Corticosteroids are anti-inflammatory drugs which can be either injected locally or taken orally. Injected corticosteroids are more commonly used in musculoskeletal conditions, due to the maximal concentration at the site of injury and the reduced risk of side-effects.
Corticosteroid injections (also known as cortisone or hydrocortisone) have the reputation of being extremely painful, however this can be limited with the use of a local anaesthetic.
The aim of injecting corticosteroids is to reduce pain and inflammation sufficiently to enable a strengthening program to be commenced and should be used in conjunction with physical therapy and correction of predisposing factors.

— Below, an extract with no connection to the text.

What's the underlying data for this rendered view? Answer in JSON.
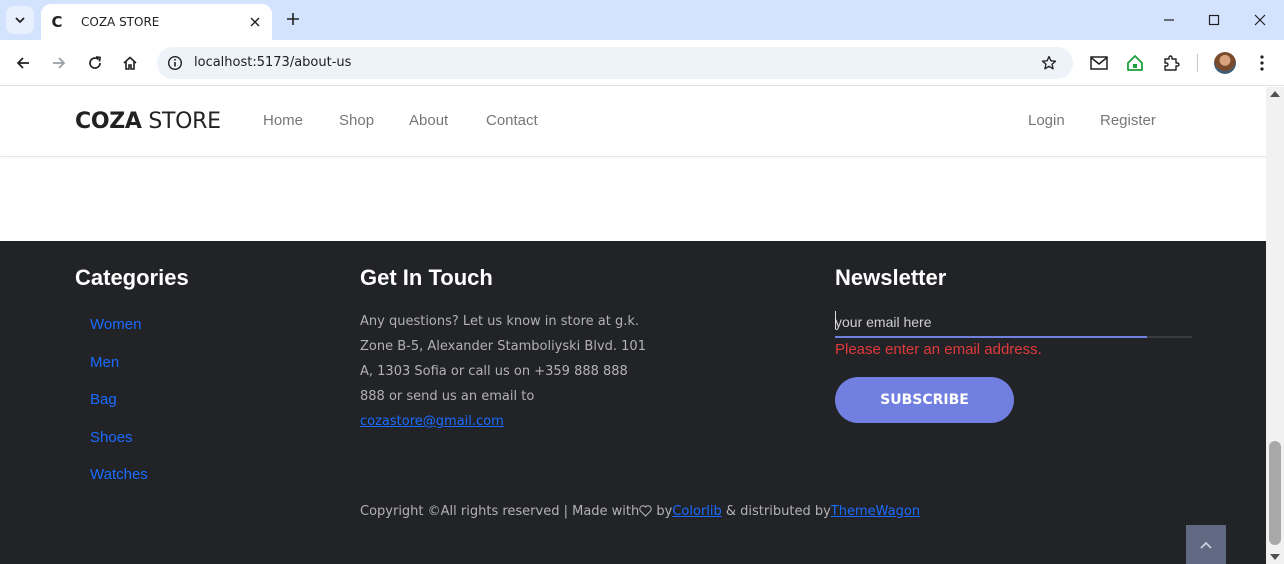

The use of these injections should be limited to following the failure of conservative treatment and the number of injections to one site should be restricted.
What are corticosteroids used for?
Corticosteroid injections are commonly used to treat the following musculoskeletal conditions:
- Tendon injuries
- Joint synovitis
- Runners knee (iliotibial band syndrome)
- Plantar fasciitis
Short courses (5-7 days) of oral corticosteroids (such as prednisolone) are occaisionally used to treat:
- Osteitis Pubis
- Adhesive capsulitis (frozen shoulder)
- Chronic tendinopathies
- Acute cervical or lumbar radiculopathy/diskogenic pain
What are the side-effects / negatives?
- Inhibition of collagen synthesis and tissue repair.
- Infection (rare but can occur following injection).
- Avascular necrosis of the femoral head .
- Injections do not always work.
- Only 1-2 injections can be used on the same area.
- More injections leads to an increased risk of tendon rupture.